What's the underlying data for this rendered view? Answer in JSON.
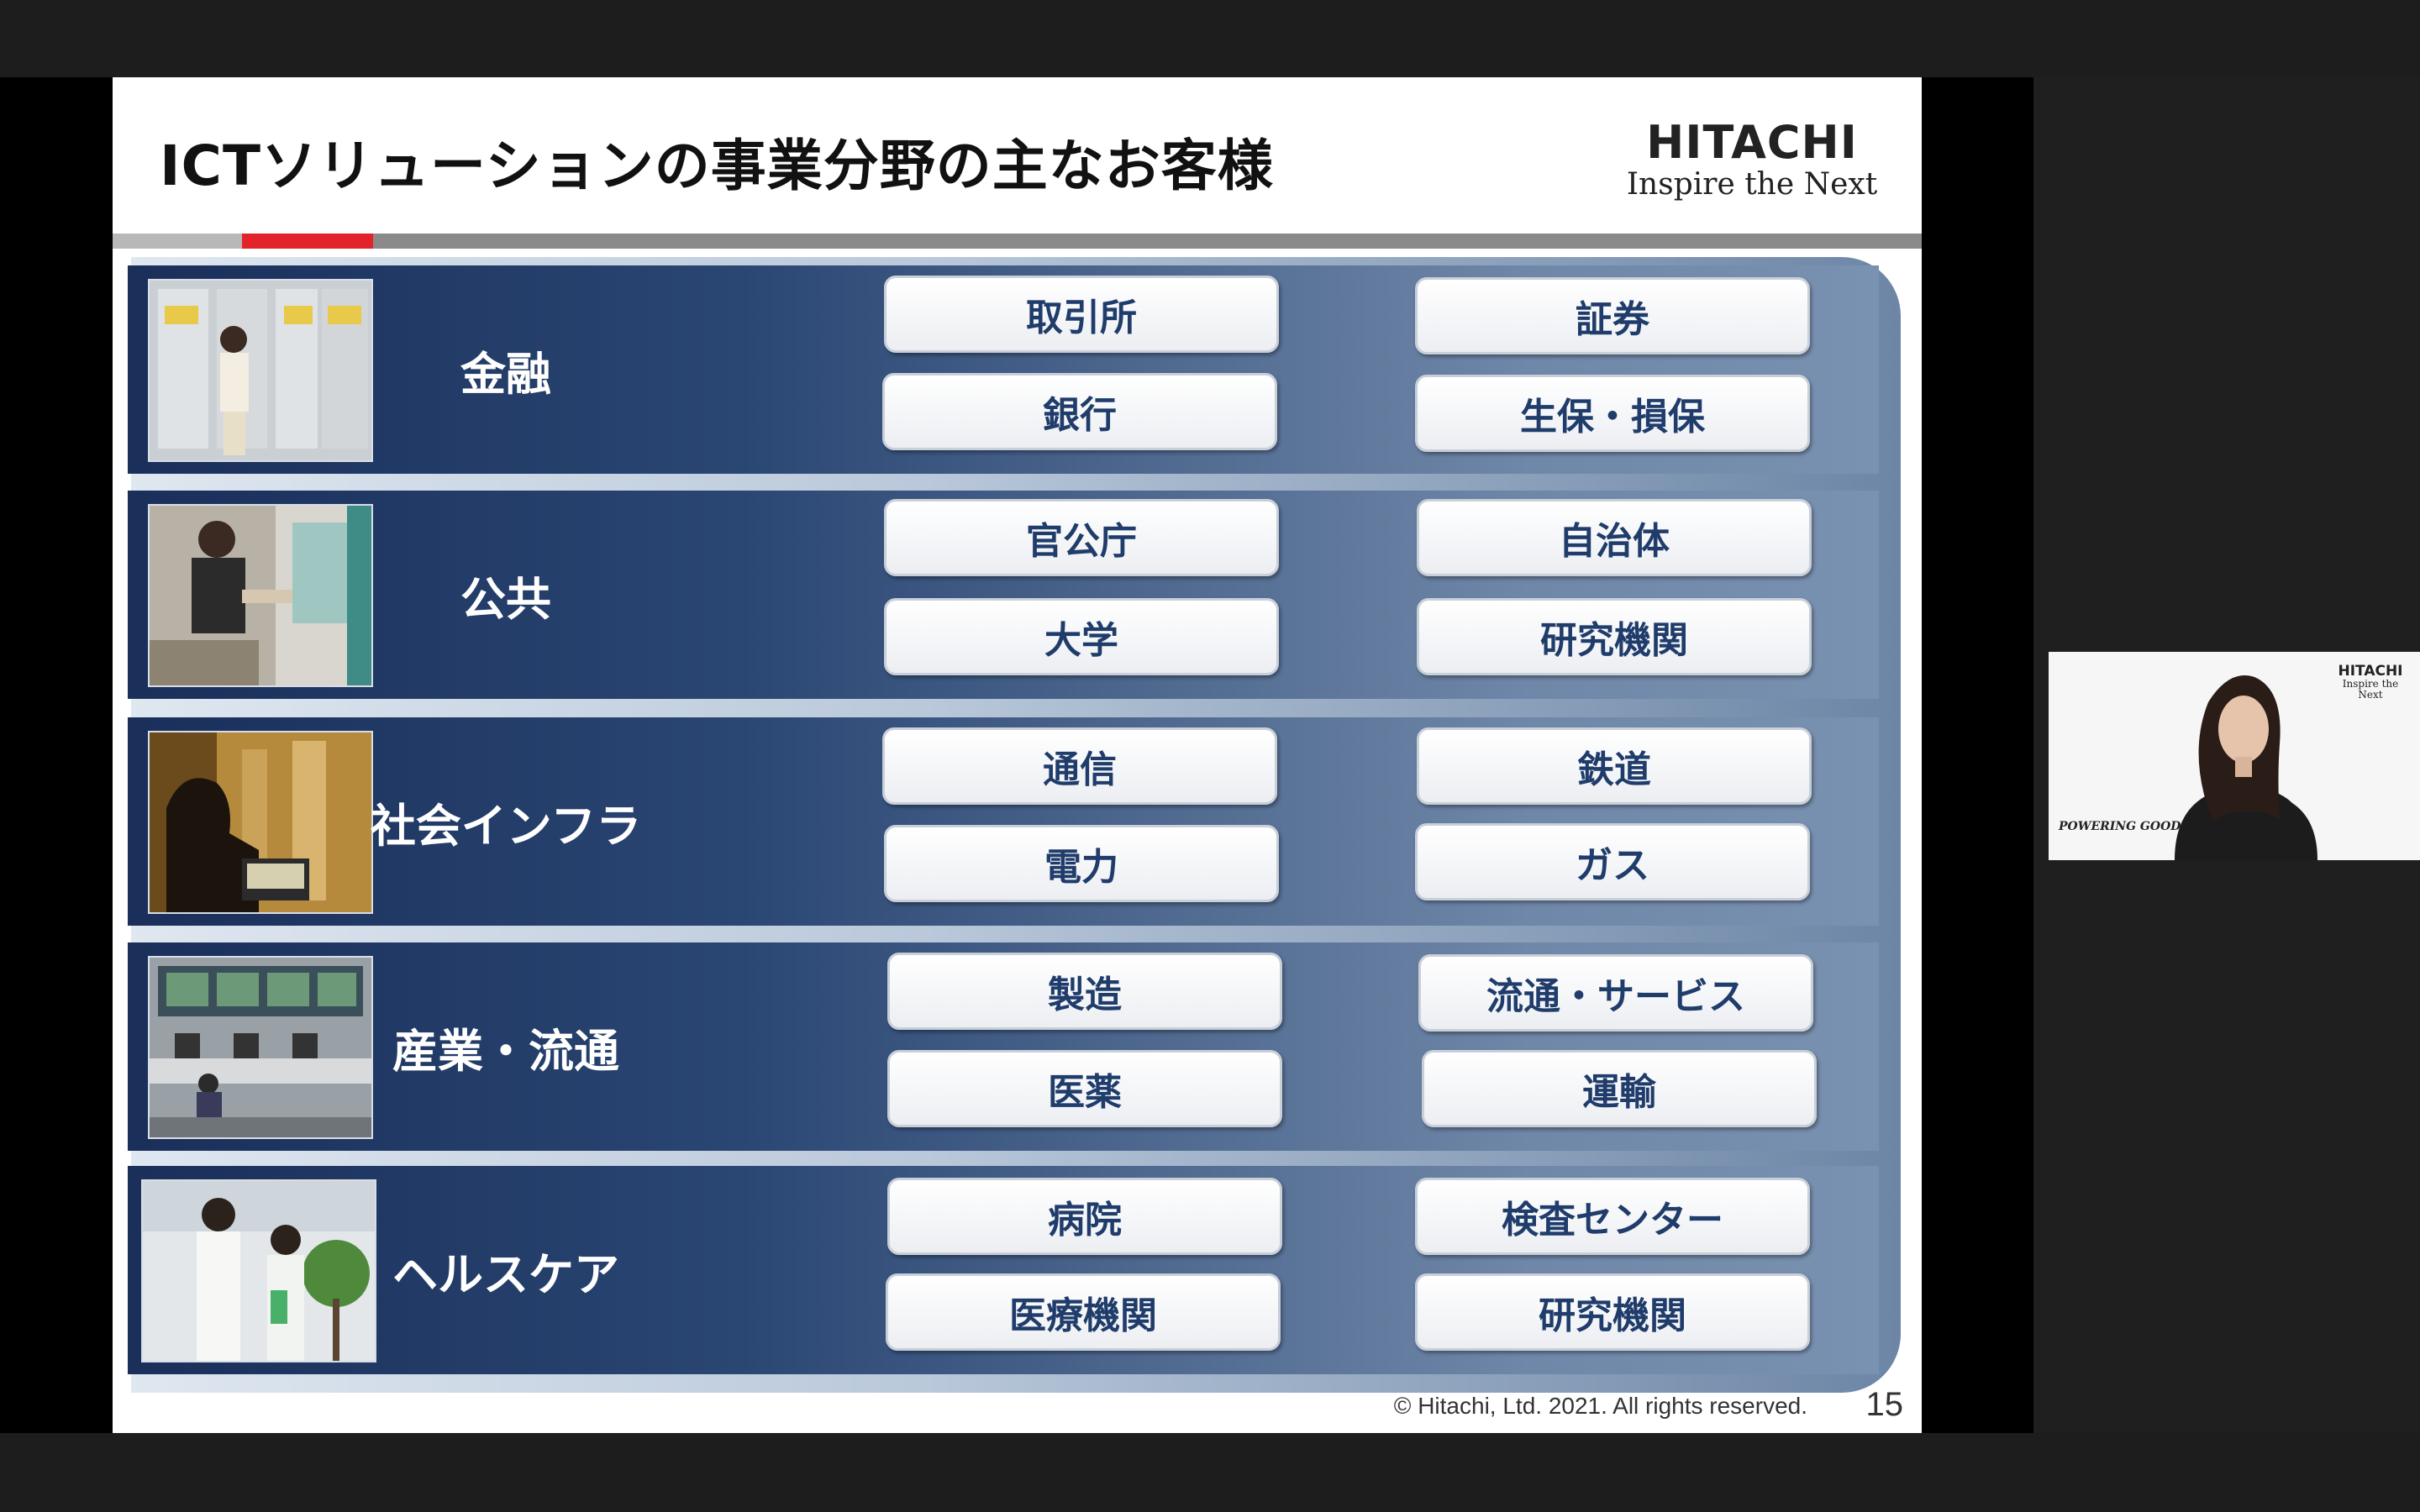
{
  "slide": {
    "title": "ICTソリューションの事業分野の主なお客様",
    "logo": {
      "word": "HITACHI",
      "tagline": "Inspire the Next"
    },
    "footer": {
      "copyright": "© Hitachi, Ltd. 2021. All rights reserved.",
      "page_number": "15"
    },
    "colors": {
      "accent": "#e2232a",
      "panel_dark": "#1a2f5a",
      "pill_text": "#1f3c6b"
    }
  },
  "sectors": [
    {
      "label": "金融",
      "photo": "atm-woman-photo",
      "customers": [
        "取引所",
        "証券",
        "銀行",
        "生保・損保"
      ]
    },
    {
      "label": "公共",
      "photo": "kiosk-woman-photo",
      "customers": [
        "官公庁",
        "自治体",
        "大学",
        "研究機関"
      ]
    },
    {
      "label": "社会インフラ",
      "photo": "factory-silhouette-photo",
      "customers": [
        "通信",
        "鉄道",
        "電力",
        "ガス"
      ]
    },
    {
      "label": "産業・流通",
      "photo": "control-room-photo",
      "customers": [
        "製造",
        "流通・サービス",
        "医薬",
        "運輸"
      ]
    },
    {
      "label": "ヘルスケア",
      "photo": "doctor-nurse-photo",
      "customers": [
        "病院",
        "検査センター",
        "医療機関",
        "研究機関"
      ]
    }
  ],
  "webcam": {
    "logo_word": "HITACHI",
    "logo_tagline": "Inspire the Next",
    "tagline": "POWERING GOOD"
  }
}
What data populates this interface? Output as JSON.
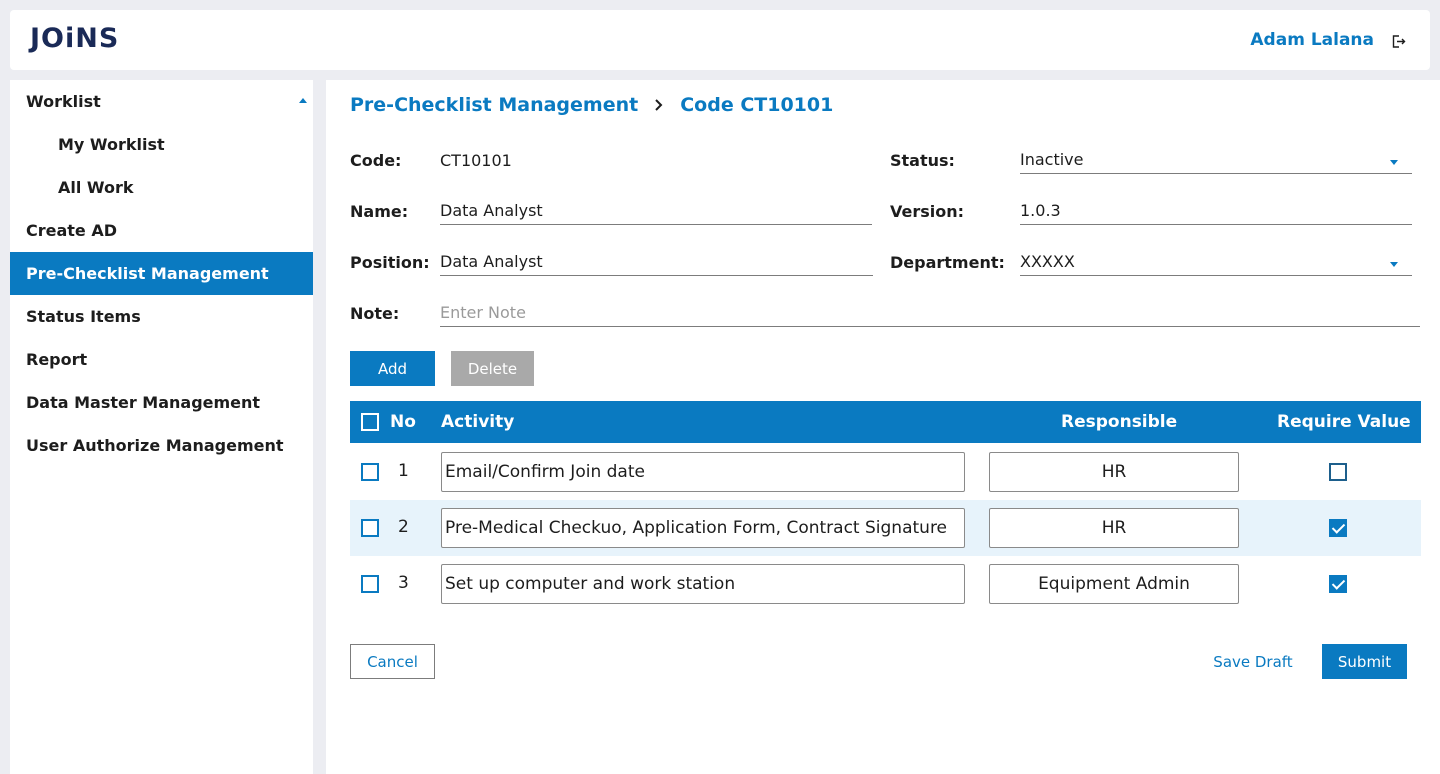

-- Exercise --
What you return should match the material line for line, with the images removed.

-- Response to the exercise --
What's the underlying data for this rendered view? Answer in JSON.
{
  "slide": {
    "title": "ICTソリューションの事業分野の主なお客様",
    "logo": {
      "word": "HITACHI",
      "tagline": "Inspire the Next"
    },
    "footer": {
      "copyright": "© Hitachi, Ltd. 2021. All rights reserved.",
      "page_number": "15"
    },
    "colors": {
      "accent": "#e2232a",
      "panel_dark": "#1a2f5a",
      "pill_text": "#1f3c6b"
    }
  },
  "sectors": [
    {
      "label": "金融",
      "photo": "atm-woman-photo",
      "customers": [
        "取引所",
        "証券",
        "銀行",
        "生保・損保"
      ]
    },
    {
      "label": "公共",
      "photo": "kiosk-woman-photo",
      "customers": [
        "官公庁",
        "自治体",
        "大学",
        "研究機関"
      ]
    },
    {
      "label": "社会インフラ",
      "photo": "factory-silhouette-photo",
      "customers": [
        "通信",
        "鉄道",
        "電力",
        "ガス"
      ]
    },
    {
      "label": "産業・流通",
      "photo": "control-room-photo",
      "customers": [
        "製造",
        "流通・サービス",
        "医薬",
        "運輸"
      ]
    },
    {
      "label": "ヘルスケア",
      "photo": "doctor-nurse-photo",
      "customers": [
        "病院",
        "検査センター",
        "医療機関",
        "研究機関"
      ]
    }
  ],
  "webcam": {
    "logo_word": "HITACHI",
    "logo_tagline": "Inspire the Next",
    "tagline": "POWERING GOOD"
  }
}
What data populates this interface? Output as JSON.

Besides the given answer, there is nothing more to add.